The Museum Of Comedy, Holborn, London, 15/10/2019.
Growing up in Australia in the 1970s the then Prime Minister Malcolm Fraser famously said “Life wasn’t meant to be easy”, and it’s a phrase that Nick Elleray has taken to heart and lived by ever since, and which forms the central theme of Elleray’s latest full length show. Unfortunately said show is a little bit all over the place, it’s sometimes very funny but certain segments fall flat and it’s hampered by a saggy final section which sees the comic run out of steam a little.
The show starts strongly at least as Elleray opens with a daft bit about his love for lying down, before he dives back in to his past and his fondness for the music of The Rolling Stones which he and his six brothers all adored, with him having to come to terms with the fact that it’s been a long old time since they’ve released a good album. Elleray then touches on his childhood in the funniest part of the set as he talks about his mother’s desire to have a daughter and how when a girlfriend came around to the house she reacted to such an event like it was akin to a prison visit.
Fifteen minutes or so in Elleray then talks about “Toxic Nick” where he discusses how he occasionally has some un-PC thoughts. I’m sure the same applies with most people but it’s not something that particularly works and it reveals a side to him that isn’t that likeable. Fortunately it’s only a minor misstep and much better are a selection of jokes about how he’s aged and is currently suffering from Gastroenteritis, which is a large element of the show and his routine about the time he went for both a colonoscopy and endoscopy is mostly engaging and amusing.
Unfortunately the show then dips again as he talks about how his Doctor suggested taking anti-depressants to relieve his misery, but Elleray is strictly against this, tying the idea of taking them in to his belief that life shouldn’t be easy. The way he discusses it is mildly amusing but I couldn’t help but disagree with his stance on existence completely, and so struggled to find his own difficulties with life that funny when it felt that ultimately he was (at least partially) responsible for the misery he’s in.
From this point on the quality varied a lot, there were some highlights, with a great callback to his attempts to get the mouth renamed as “Funhole”, but none of it matched the material he began with, and weakest of all was a story about his considering returning to Australia which was interesting but not that funny.

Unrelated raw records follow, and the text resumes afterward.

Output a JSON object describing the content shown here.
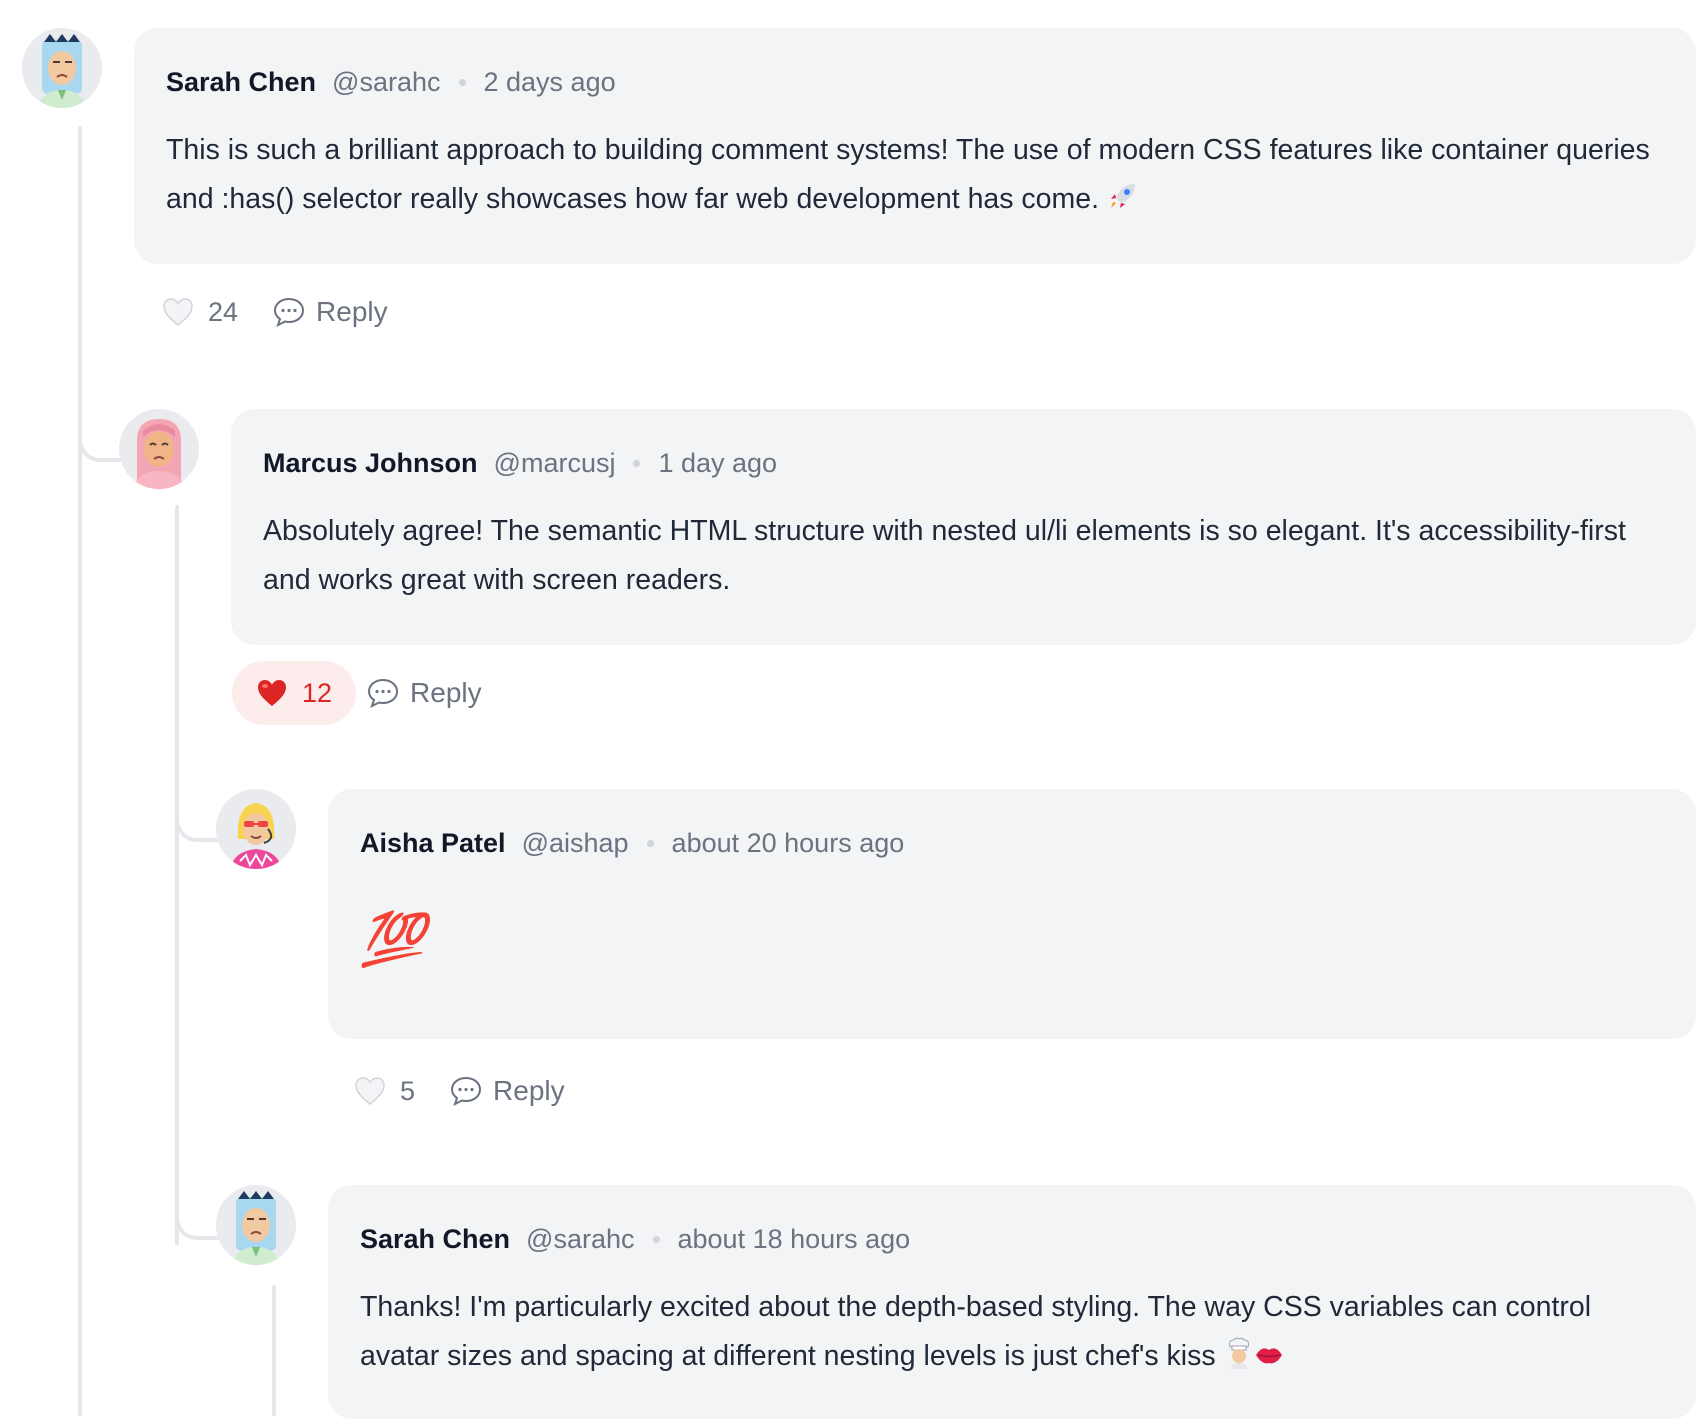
{
  "colors": {
    "bubble_bg": "#f3f4f6",
    "thread_line": "#e5e7eb",
    "liked_red": "#dc2626",
    "liked_bg": "#fdecec",
    "muted_text": "#6b7280"
  },
  "comments": [
    {
      "author": "Sarah Chen",
      "handle": "@sarahc",
      "time": "2 days ago",
      "text": "This is such a brilliant approach to building comment systems! The use of modern CSS features like container queries and :has() selector really showcases how far web development has come.",
      "text_emoji": "rocket-emoji",
      "likes": "24",
      "liked": false,
      "reply_label": "Reply",
      "avatar": "sarah-avatar-icon"
    },
    {
      "author": "Marcus Johnson",
      "handle": "@marcusj",
      "time": "1 day ago",
      "text": "Absolutely agree! The semantic HTML structure with nested ul/li elements is so elegant. It's accessibility-first and works great with screen readers.",
      "likes": "12",
      "liked": true,
      "reply_label": "Reply",
      "avatar": "marcus-avatar-icon"
    },
    {
      "author": "Aisha Patel",
      "handle": "@aishap",
      "time": "about 20 hours ago",
      "text": "💯",
      "likes": "5",
      "liked": false,
      "reply_label": "Reply",
      "avatar": "aisha-avatar-icon"
    },
    {
      "author": "Sarah Chen",
      "handle": "@sarahc",
      "time": "about 18 hours ago",
      "text": "Thanks! I'm particularly excited about the depth-based styling. The way CSS variables can control avatar sizes and spacing at different nesting levels is just chef's kiss",
      "text_emoji": "chef-kiss-emoji",
      "avatar": "sarah-avatar-icon"
    }
  ]
}
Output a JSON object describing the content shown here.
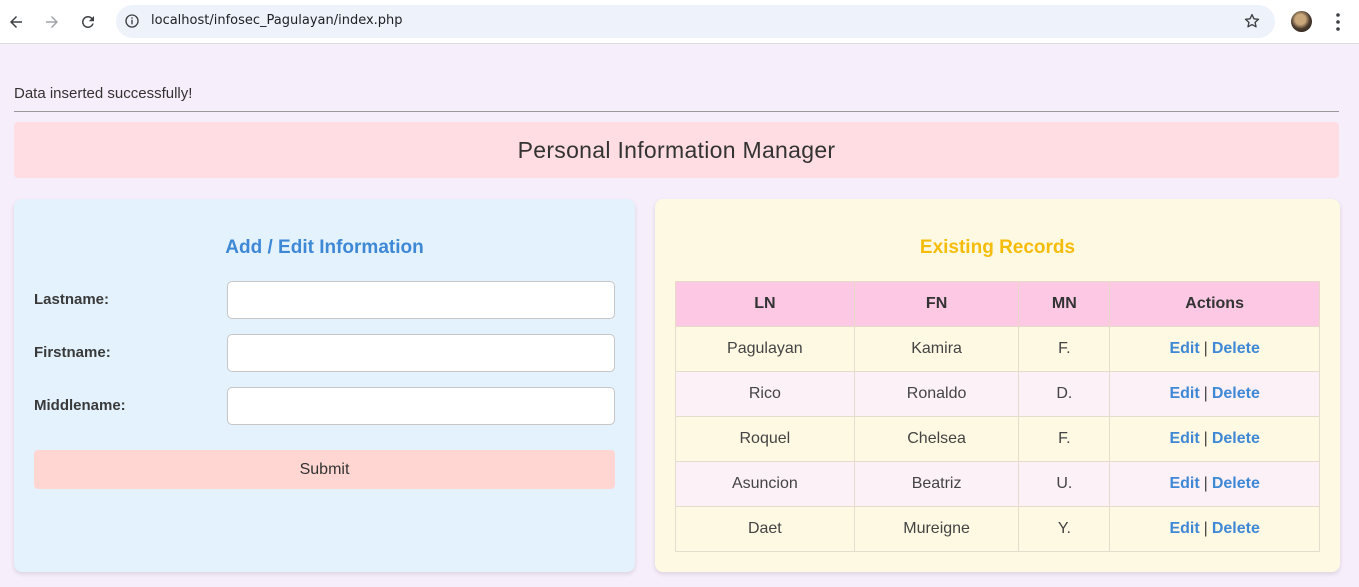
{
  "browser": {
    "url": "localhost/infosec_Pagulayan/index.php"
  },
  "status_message": "Data inserted successfully!",
  "header": {
    "title": "Personal Information Manager"
  },
  "form": {
    "heading": "Add / Edit Information",
    "lastname_label": "Lastname:",
    "firstname_label": "Firstname:",
    "middlename_label": "Middlename:",
    "lastname_value": "",
    "firstname_value": "",
    "middlename_value": "",
    "submit_label": "Submit"
  },
  "records": {
    "heading": "Existing Records",
    "columns": [
      "LN",
      "FN",
      "MN",
      "Actions"
    ],
    "edit_label": "Edit",
    "separator": "|",
    "delete_label": "Delete",
    "rows": [
      {
        "ln": "Pagulayan",
        "fn": "Kamira",
        "mn": "F."
      },
      {
        "ln": "Rico",
        "fn": "Ronaldo",
        "mn": "D."
      },
      {
        "ln": "Roquel",
        "fn": "Chelsea",
        "mn": "F."
      },
      {
        "ln": "Asuncion",
        "fn": "Beatriz",
        "mn": "U."
      },
      {
        "ln": "Daet",
        "fn": "Mureigne",
        "mn": "Y."
      }
    ]
  },
  "colors": {
    "page_bg": "#f7eefb",
    "header_bg": "#ffdde2",
    "form_panel_bg": "#e3f2fd",
    "records_panel_bg": "#fef9e3",
    "table_header_bg": "#fcc8e4",
    "accent_blue": "#3f88d6",
    "accent_yellow": "#f5bd0a",
    "submit_bg": "#ffd6d2"
  },
  "icons": [
    "back-arrow-icon",
    "forward-arrow-icon",
    "reload-icon",
    "info-icon",
    "star-icon",
    "avatar",
    "menu-dots-icon"
  ]
}
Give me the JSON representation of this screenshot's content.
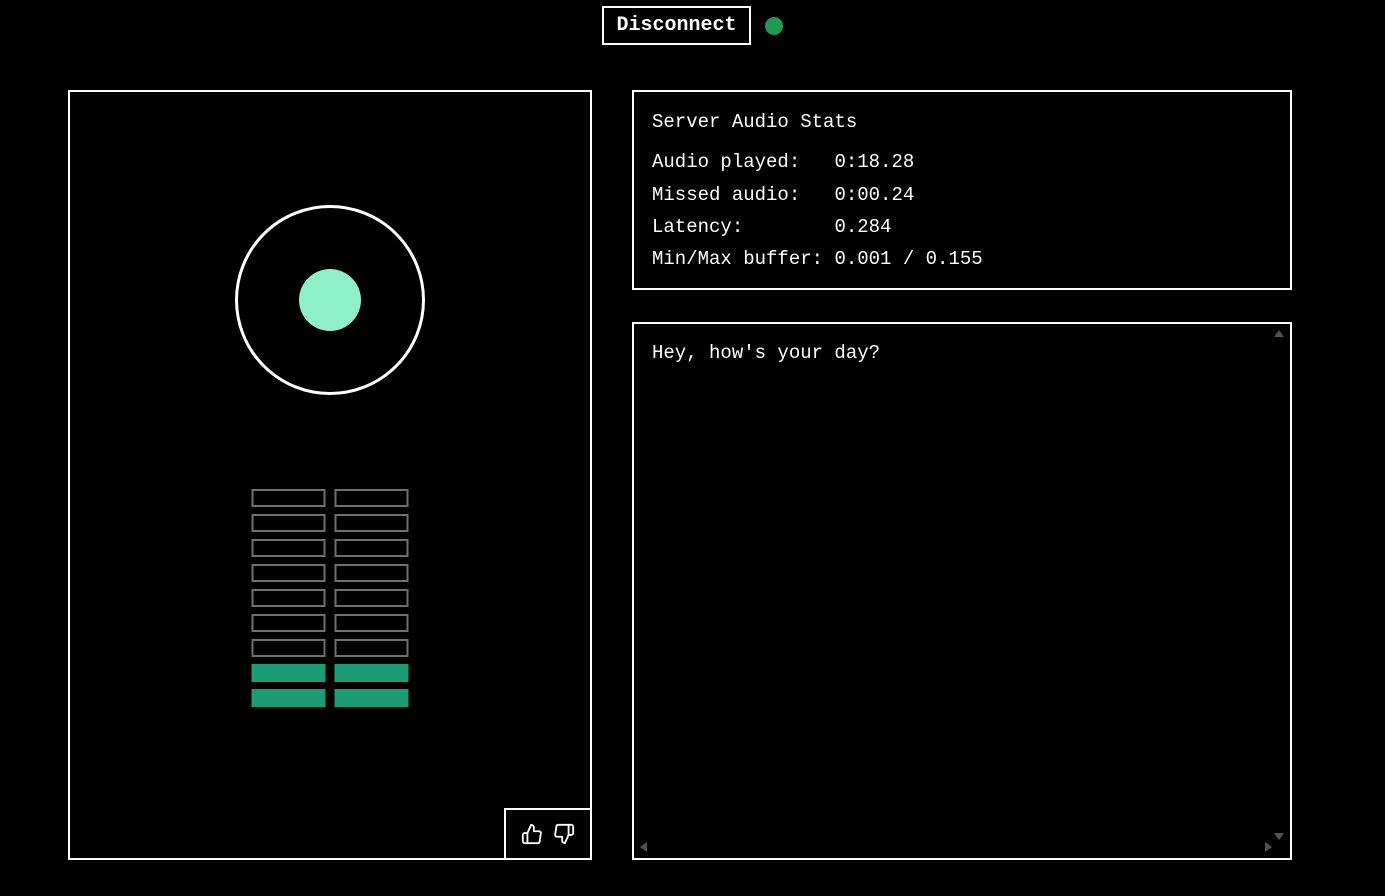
{
  "header": {
    "disconnect_label": "Disconnect",
    "status_color": "#1e9a52"
  },
  "visualizer": {
    "orb_core_color": "#8ef0c8",
    "meter_rows": 9,
    "meter_cols": 2,
    "lit_rows_from_bottom": 2
  },
  "stats": {
    "title": "Server Audio Stats",
    "rows": [
      {
        "label": "Audio played:",
        "value": "0:18.28"
      },
      {
        "label": "Missed audio:",
        "value": "0:00.24"
      },
      {
        "label": "Latency:",
        "value": "0.284"
      },
      {
        "label": "Min/Max buffer:",
        "value": "0.001 / 0.155"
      }
    ]
  },
  "transcript": {
    "text": "Hey, how's your day?"
  }
}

It’s a shame as Elleray is undoubtedly capable of crafting some very strong and likeable jokes, but if he’s going to make it in the industry he definitely needs to create a more consistently amusing show.